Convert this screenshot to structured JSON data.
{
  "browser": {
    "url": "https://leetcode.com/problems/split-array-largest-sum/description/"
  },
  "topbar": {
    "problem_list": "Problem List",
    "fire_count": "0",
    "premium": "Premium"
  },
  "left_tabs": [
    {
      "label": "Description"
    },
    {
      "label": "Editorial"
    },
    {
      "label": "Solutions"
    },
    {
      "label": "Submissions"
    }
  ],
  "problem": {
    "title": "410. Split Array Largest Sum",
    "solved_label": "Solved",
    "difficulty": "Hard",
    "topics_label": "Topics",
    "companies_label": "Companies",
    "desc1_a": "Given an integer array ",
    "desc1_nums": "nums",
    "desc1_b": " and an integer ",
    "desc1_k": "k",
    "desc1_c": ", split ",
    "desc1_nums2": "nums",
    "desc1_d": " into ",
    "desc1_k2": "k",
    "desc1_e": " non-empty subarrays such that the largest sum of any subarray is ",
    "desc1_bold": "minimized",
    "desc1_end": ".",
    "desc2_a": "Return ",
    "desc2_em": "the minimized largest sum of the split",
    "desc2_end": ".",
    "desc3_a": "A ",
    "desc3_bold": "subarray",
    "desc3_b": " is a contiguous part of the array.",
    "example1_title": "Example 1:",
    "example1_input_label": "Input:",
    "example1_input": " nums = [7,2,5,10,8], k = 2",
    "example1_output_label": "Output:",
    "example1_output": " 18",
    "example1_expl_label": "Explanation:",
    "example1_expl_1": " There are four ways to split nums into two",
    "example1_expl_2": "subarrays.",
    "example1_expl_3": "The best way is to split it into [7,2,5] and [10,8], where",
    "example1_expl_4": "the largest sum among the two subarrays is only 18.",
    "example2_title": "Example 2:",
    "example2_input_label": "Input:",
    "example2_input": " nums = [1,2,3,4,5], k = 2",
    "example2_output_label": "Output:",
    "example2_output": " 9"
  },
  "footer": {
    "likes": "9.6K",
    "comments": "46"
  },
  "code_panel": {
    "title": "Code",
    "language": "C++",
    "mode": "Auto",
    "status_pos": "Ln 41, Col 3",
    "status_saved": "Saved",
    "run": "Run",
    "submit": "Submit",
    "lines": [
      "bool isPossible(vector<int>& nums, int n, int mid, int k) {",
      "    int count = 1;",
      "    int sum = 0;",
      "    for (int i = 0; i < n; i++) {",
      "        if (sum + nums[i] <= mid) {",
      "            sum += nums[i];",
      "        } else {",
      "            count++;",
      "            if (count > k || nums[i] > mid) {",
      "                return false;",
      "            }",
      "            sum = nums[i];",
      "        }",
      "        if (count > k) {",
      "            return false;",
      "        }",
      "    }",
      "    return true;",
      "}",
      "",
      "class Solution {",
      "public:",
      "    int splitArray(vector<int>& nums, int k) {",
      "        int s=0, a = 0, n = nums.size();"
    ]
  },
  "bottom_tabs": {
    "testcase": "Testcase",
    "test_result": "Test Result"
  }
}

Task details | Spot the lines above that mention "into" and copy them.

Problem solution |
    "desc1_d": " into ",
    "example1_expl_1": " There are four ways to split nums into two",
    "example1_expl_3": "The best way is to split it into [7,2,5] and [10,8], where",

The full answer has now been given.